The legendary Premier League referee Mike Dean is to quit at the end of this season, although he may still be back to claim more red card victims remotely as a full-time video assistant referee.
The 53 year-old is in negotiations with the body that governs English officials, Professional Game Match Officials (PGMOL), to continue as one of only two full-time Vars who are not required to do any on-field refereeing as part of their weekly duties. Dean has been on the select group and a Premier League official since 2000, during which time he has taken charge of more Premier League games and issued more red cards than any other.
As of the last round of fixtures, Dean had refereed 553 Premier League matches and issued 114 reds – he reached his century to some acclaim three years ago with the dismissal of Ashley Young during a Manchester United defeat to Wolverhampton Wanderers. Famous for his blunt refusals to enter into discussions with players, and a strong line in withering looks, Dean is a very popular member of the elite officials group. He has been trusted with some of the biggest games in the league over the years.
Dean was set to quit at the end of last season but was persuaded by Mike Riley, the managing director of PGMOL, to stay on as younger referees gained more top-flight experience this year. The organisation faces losing some of its most experienced names over the next few years with Andre Marriner, Martin Atkinson, Kevin Friend, Jon Moss and Graham Scott all over the age of 50.

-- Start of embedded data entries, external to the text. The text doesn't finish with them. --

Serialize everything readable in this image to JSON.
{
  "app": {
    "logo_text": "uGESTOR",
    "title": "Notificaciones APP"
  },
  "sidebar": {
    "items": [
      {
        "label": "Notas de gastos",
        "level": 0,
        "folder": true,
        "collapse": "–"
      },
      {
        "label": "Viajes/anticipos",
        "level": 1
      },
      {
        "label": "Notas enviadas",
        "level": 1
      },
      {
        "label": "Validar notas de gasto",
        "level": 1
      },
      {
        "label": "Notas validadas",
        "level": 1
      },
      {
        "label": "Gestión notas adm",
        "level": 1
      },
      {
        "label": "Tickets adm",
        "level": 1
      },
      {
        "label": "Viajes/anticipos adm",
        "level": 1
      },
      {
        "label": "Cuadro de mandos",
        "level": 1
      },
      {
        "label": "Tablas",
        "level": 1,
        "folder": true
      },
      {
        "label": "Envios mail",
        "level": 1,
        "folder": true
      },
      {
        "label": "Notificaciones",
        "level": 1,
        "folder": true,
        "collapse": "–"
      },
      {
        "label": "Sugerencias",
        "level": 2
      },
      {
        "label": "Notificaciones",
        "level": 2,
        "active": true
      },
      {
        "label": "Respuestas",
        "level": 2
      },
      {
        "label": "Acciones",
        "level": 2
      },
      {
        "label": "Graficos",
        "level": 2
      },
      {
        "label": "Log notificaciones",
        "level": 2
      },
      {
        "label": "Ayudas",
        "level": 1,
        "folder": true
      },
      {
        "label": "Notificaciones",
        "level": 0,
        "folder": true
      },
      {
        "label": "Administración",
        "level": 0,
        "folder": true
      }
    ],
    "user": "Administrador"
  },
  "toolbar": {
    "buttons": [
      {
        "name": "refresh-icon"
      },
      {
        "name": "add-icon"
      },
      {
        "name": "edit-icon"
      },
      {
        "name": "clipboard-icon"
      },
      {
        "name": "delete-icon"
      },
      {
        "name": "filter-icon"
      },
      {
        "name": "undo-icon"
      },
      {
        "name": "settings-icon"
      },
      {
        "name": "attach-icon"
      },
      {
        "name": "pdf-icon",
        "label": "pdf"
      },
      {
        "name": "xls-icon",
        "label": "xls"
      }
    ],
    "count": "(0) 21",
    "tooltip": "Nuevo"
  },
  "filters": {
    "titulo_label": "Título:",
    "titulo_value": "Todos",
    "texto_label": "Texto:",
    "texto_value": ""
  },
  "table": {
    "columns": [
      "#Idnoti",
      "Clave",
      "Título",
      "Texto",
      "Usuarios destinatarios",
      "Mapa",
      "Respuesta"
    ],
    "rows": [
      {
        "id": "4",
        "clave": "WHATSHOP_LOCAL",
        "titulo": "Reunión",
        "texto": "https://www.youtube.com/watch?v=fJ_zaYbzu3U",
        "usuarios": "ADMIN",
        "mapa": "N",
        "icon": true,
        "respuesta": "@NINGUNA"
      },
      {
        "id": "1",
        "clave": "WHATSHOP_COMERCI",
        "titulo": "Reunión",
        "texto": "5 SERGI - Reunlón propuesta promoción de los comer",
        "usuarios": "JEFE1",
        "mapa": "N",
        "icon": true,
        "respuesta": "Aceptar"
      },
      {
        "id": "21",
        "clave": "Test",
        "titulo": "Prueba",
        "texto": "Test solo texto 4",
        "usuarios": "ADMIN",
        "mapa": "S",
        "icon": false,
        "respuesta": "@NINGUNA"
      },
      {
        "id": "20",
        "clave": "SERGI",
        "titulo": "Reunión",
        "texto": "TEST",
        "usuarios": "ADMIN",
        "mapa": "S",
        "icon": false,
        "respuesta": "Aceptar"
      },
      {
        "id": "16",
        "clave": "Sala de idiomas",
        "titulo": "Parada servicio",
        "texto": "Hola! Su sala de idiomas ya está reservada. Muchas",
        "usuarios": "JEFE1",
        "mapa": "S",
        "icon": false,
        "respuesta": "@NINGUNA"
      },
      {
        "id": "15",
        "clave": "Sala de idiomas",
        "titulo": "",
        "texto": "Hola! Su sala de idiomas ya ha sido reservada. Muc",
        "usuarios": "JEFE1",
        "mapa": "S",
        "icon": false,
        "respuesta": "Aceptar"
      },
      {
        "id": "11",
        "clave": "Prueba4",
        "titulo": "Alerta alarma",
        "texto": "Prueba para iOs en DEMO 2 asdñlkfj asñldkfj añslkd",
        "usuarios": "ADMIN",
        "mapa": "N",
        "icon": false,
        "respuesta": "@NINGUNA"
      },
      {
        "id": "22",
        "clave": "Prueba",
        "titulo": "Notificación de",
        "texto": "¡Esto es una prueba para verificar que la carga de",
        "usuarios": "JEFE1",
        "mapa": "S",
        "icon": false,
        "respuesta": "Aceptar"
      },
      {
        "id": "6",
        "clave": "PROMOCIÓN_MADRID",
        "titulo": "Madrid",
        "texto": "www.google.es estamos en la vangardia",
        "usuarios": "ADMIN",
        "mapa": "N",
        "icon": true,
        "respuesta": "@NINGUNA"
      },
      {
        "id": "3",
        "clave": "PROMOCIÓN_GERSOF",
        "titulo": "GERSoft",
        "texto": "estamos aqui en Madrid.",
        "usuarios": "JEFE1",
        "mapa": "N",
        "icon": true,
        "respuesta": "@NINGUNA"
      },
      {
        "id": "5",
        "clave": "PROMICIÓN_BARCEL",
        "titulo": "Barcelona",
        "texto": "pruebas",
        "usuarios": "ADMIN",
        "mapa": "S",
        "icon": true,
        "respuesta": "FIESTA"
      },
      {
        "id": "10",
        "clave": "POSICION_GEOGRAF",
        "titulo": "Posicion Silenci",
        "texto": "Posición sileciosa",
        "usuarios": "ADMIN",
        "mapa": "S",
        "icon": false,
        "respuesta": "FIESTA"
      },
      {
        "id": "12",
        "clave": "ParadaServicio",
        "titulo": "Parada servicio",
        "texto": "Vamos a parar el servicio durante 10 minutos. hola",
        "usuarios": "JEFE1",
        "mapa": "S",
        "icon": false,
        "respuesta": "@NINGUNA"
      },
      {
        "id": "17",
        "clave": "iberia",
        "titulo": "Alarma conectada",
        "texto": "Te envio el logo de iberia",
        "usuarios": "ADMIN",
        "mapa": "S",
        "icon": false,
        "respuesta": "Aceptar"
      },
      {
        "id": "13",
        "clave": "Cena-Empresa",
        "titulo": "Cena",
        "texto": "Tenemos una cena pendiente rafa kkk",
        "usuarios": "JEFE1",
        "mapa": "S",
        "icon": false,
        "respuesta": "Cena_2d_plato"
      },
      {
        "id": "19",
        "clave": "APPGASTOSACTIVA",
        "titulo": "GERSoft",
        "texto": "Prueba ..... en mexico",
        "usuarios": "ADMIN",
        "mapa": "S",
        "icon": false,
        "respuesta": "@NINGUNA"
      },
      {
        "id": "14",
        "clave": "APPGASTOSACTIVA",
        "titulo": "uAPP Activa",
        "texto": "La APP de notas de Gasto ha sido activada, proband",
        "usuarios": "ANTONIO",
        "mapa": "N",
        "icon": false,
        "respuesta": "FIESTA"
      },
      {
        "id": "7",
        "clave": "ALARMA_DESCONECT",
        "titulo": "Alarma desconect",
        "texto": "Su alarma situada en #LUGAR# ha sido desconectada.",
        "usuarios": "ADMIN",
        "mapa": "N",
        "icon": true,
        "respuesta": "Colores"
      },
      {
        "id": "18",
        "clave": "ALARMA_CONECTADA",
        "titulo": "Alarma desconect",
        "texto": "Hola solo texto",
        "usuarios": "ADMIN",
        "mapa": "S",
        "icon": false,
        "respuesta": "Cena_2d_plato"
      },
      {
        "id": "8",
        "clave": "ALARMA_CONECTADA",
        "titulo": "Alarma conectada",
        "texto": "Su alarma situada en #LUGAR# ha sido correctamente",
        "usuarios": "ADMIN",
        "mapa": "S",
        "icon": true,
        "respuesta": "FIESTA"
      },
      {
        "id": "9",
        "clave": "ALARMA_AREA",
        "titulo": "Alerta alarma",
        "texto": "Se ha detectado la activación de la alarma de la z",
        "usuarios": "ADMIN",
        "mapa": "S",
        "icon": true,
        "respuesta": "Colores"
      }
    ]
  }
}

Dean is now in talks with Riley about a role as a full-time Var next season. Currently the only referee to work exclusively on the monitors at Stockley Park is Lee Mason, who quit as an on-field referee last season. There is yet to be agreement on the appropriate salary levels for full-time Var officials. PGMOL is currently discussing internally with referees with Premier League and Championship experience about the prospect of switching to full-time Var.
A Premier League stalwart, Dean has never hit the same heights with Uefa or Fifa, although he has refereed two FA Cup finals – in 2008 and 2011. He has taken charge of Champions League and Europa League games as well as international World Cup and European Championship qualifiers. He retired from the international Fifa list at the age of 45, as per protocol.
The BBC commentator Steve Bower hinted during Sunday’s FA Cup quarter-final between Southampton and Manchester City that the tie could be Dean’s last in the competition with him unlikely to be selected for the semi-finals or the final.
English refereeing is facing the biggest changes in a generation over the next few years as the Premier League introduces the Elite Referee Development Plan to fast-track the best young referees and give greater support to existing select groups of officials.